From the records below, please return each line that holds the word "align".

Material for the task: Begin

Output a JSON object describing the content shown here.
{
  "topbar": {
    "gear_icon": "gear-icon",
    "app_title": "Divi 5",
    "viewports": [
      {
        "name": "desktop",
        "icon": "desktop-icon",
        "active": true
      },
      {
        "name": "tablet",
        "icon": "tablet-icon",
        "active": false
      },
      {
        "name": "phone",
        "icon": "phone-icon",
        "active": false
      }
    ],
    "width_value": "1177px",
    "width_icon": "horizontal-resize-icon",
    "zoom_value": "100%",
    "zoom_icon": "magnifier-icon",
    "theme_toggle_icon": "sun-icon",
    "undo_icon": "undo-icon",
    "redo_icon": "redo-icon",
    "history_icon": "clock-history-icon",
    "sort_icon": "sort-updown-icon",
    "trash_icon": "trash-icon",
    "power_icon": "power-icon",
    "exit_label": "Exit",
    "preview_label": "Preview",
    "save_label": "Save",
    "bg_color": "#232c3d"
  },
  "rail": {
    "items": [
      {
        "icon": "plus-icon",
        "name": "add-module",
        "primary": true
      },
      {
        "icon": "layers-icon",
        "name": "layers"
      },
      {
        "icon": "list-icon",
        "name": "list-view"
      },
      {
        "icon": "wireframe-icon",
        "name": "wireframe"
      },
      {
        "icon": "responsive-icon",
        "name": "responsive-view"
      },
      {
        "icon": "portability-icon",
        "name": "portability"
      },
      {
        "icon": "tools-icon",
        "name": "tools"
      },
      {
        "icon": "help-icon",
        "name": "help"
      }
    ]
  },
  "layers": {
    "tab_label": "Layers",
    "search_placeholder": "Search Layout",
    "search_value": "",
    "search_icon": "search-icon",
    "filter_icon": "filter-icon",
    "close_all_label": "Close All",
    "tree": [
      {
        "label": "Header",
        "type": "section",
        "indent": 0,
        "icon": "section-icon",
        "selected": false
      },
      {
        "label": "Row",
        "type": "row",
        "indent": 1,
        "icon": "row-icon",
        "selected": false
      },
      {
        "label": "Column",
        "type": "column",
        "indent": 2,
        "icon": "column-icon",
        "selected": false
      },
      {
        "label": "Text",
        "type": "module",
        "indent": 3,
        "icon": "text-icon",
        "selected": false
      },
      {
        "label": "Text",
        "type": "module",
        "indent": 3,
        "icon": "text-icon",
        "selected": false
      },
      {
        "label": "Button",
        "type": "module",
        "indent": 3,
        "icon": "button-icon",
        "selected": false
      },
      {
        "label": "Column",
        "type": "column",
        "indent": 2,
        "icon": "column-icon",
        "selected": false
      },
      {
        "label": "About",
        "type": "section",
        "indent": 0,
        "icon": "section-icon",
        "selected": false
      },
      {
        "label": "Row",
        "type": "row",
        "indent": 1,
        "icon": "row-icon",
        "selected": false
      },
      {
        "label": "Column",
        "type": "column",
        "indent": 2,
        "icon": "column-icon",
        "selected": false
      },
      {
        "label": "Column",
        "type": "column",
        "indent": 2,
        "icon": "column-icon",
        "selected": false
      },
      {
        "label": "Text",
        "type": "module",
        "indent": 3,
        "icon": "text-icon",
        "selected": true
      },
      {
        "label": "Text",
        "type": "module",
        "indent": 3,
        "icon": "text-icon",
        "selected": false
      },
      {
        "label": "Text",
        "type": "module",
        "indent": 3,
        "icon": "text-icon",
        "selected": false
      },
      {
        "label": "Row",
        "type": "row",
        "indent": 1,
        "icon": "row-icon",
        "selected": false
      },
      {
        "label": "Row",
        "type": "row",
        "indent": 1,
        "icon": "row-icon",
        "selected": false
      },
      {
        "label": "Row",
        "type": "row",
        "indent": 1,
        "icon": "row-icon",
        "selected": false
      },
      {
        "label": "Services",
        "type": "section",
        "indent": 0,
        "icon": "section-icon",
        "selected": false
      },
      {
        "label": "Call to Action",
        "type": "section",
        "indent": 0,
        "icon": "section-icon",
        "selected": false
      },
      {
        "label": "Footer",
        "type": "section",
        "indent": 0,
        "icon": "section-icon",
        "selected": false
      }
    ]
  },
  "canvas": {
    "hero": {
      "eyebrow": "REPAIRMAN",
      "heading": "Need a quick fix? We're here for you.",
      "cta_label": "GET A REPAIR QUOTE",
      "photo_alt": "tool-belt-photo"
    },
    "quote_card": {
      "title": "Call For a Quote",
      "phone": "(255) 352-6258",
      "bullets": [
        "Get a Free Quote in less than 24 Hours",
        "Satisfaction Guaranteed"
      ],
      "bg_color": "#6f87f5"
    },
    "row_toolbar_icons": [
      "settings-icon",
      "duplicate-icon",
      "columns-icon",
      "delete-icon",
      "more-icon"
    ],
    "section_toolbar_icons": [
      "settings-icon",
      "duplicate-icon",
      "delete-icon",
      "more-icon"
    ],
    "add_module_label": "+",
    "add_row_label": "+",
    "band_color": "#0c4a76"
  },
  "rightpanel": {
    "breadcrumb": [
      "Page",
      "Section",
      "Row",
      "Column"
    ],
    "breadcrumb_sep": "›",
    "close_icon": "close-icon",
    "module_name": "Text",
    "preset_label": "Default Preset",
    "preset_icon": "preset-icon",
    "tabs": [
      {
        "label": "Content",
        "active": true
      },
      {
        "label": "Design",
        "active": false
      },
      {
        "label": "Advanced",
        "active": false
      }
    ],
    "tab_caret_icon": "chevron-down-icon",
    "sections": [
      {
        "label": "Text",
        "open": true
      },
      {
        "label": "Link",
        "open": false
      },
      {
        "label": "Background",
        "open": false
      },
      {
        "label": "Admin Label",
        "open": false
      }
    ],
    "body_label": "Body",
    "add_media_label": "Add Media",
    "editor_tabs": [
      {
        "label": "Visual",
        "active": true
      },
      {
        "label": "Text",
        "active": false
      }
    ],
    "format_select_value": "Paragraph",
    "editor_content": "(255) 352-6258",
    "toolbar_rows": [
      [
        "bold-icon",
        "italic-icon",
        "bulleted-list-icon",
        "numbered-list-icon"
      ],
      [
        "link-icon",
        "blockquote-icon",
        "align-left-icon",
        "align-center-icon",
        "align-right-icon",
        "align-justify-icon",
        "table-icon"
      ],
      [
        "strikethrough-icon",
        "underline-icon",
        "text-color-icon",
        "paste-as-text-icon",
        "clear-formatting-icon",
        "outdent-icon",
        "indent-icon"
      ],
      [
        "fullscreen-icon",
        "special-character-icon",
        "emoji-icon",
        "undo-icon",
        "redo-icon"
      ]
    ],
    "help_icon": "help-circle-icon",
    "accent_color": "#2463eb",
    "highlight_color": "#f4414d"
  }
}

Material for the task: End

Written response:
        "align-left-icon",
        "align-center-icon",
        "align-right-icon",
        "align-justify-icon",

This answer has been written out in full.